### Your objective
All that is needed is the number of lines in the records that contain the word "JSON", stated without anything else.

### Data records
----------

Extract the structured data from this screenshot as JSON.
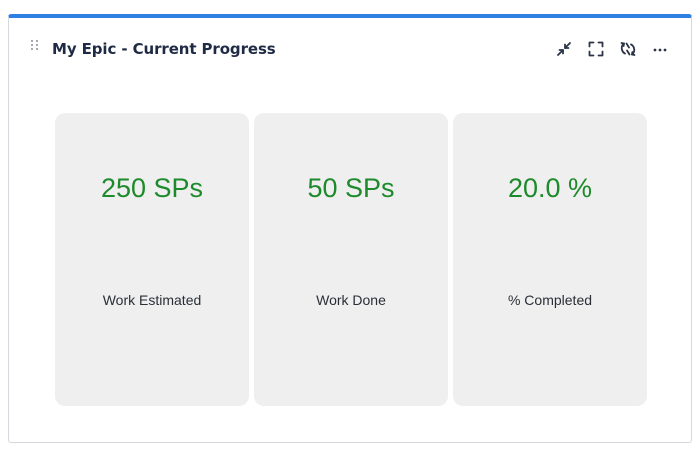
{
  "gadget": {
    "title": "My Epic - Current Progress",
    "accent_color": "#2f80e4",
    "toolbar": {
      "icons": [
        "minimize-icon",
        "fullscreen-icon",
        "refresh-icon",
        "more-icon"
      ],
      "more_label": "···"
    }
  },
  "metrics": [
    {
      "value": "250 SPs",
      "label": "Work Estimated"
    },
    {
      "value": "50 SPs",
      "label": "Work Done"
    },
    {
      "value": "20.0 %",
      "label": "% Completed"
    }
  ],
  "colors": {
    "value_text": "#1d8a2b",
    "card_background": "#efefef",
    "title_text": "#1f2a44"
  }
}
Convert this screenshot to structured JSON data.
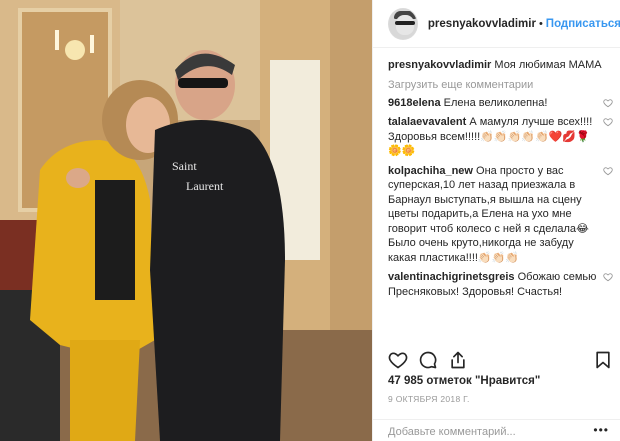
{
  "post": {
    "username": "presnyakovvladimir",
    "follow_label": "Подписаться",
    "dot": "•",
    "caption": "Моя любимая МАМА",
    "load_more": "Загрузить еще комментарии",
    "comments": [
      {
        "user": "9618elena",
        "text": "Елена великолепна!"
      },
      {
        "user": "talalaevavalent",
        "text": "А мамуля лучше всех!!!! Здоровья всем!!!!!👏🏻👏🏻👏🏻👏🏻👏🏻❤️💋🌹🌼🌼"
      },
      {
        "user": "kolpachiha_new",
        "text": "Она просто у вас суперская,10 лет назад приезжала в Барнаул выступать,я вышла на сцену цветы подарить,а Елена на ухо мне говорит чтоб колесо с ней я сделала😂 Было очень круто,никогда не забуду какая пластика!!!!👏🏻👏🏻👏🏻"
      },
      {
        "user": "valentinachigrinetsgreis",
        "text": "Обожаю семью Пресняковых! Здоровья! Счастья!"
      }
    ],
    "likes": "47 985 отметок \"Нравится\"",
    "date": "9 ОКТЯБРЯ 2018 Г.",
    "comment_placeholder": "Добавьте комментарий...",
    "more_label": "•••"
  },
  "icons": {
    "like": "heart-icon",
    "comment": "comment-icon",
    "share": "share-icon",
    "save": "bookmark-icon"
  },
  "colors": {
    "link": "#3897f0",
    "text": "#262626",
    "muted": "#999999",
    "divider": "#efefef"
  }
}
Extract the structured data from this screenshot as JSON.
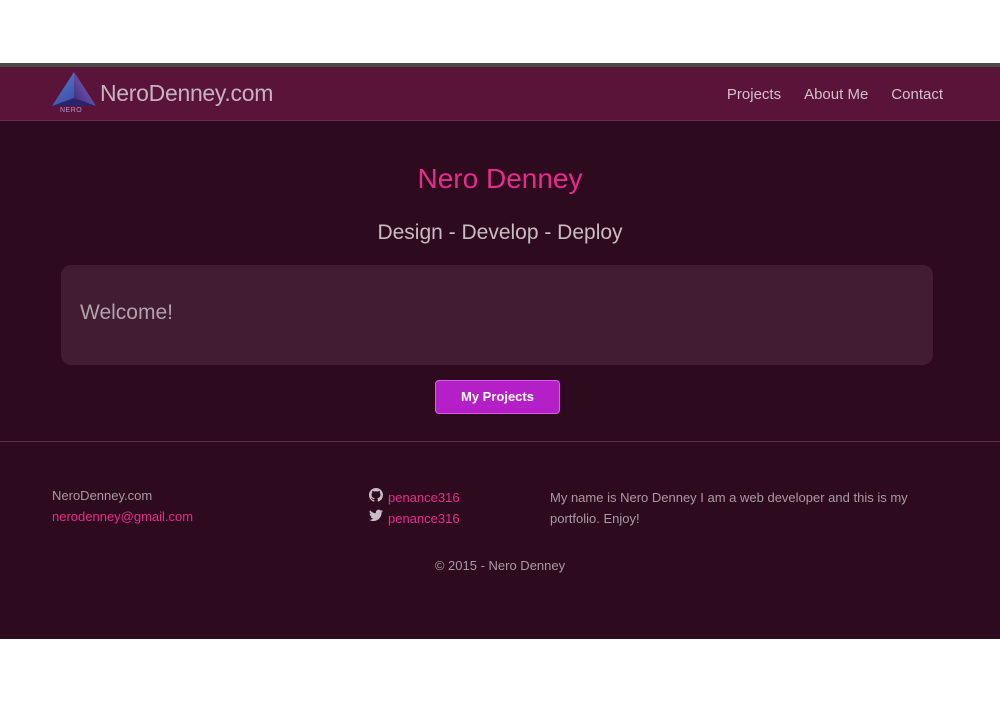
{
  "colors": {
    "background": "#2e0a1f",
    "navbar": "#5a1339",
    "accent_pink": "#e52c8c",
    "button": "#b51fc8",
    "welcome_panel": "#421c31"
  },
  "header": {
    "logo_icon": "triangle-logo-icon",
    "logo_text": "NERO",
    "brand": "NeroDenney.com",
    "nav": [
      {
        "label": "Projects"
      },
      {
        "label": "About Me"
      },
      {
        "label": "Contact"
      }
    ]
  },
  "hero": {
    "title": "Nero Denney",
    "subtitle": "Design - Develop - Deploy",
    "welcome": "Welcome!",
    "button_label": "My Projects"
  },
  "footer": {
    "site": "NeroDenney.com",
    "email": "nerodenney@gmail.com",
    "github": {
      "icon": "github-icon",
      "handle": "penance316"
    },
    "twitter": {
      "icon": "twitter-icon",
      "handle": "penance316"
    },
    "bio": "My name is Nero Denney I am a web developer and this is my portfolio. Enjoy!",
    "copyright": "© 2015 - Nero Denney"
  }
}
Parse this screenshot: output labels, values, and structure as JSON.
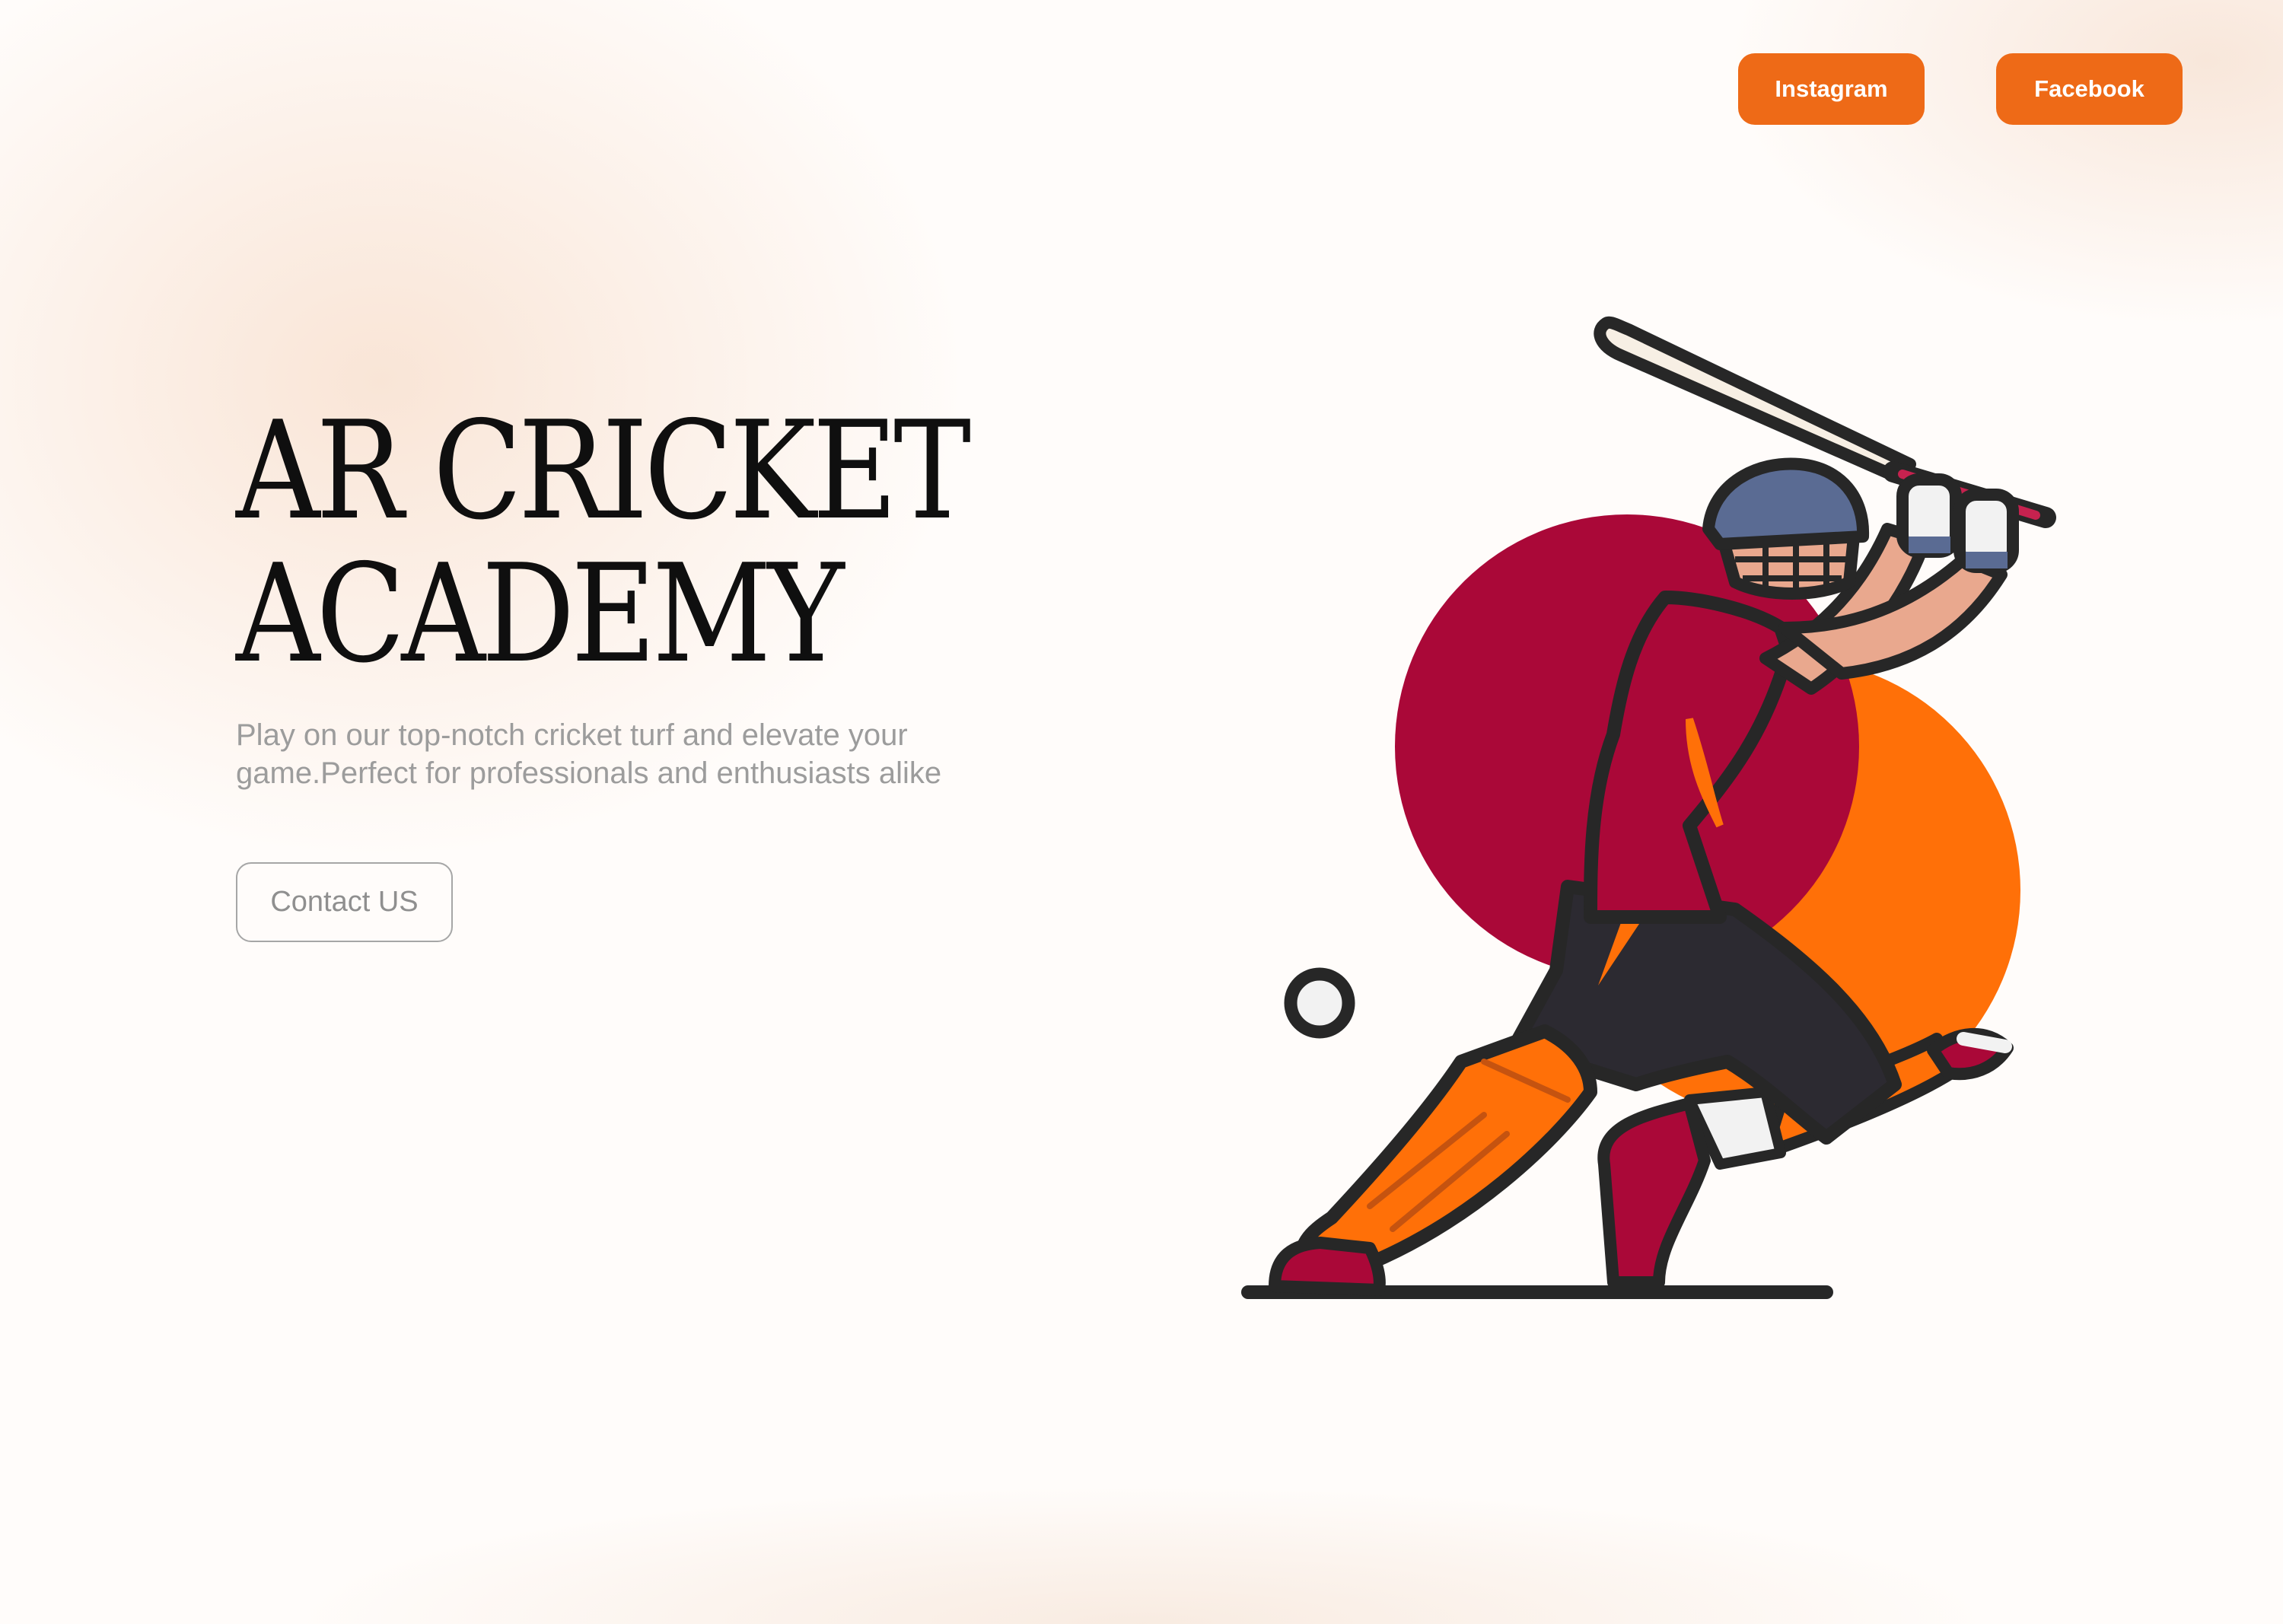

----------

### Task result
4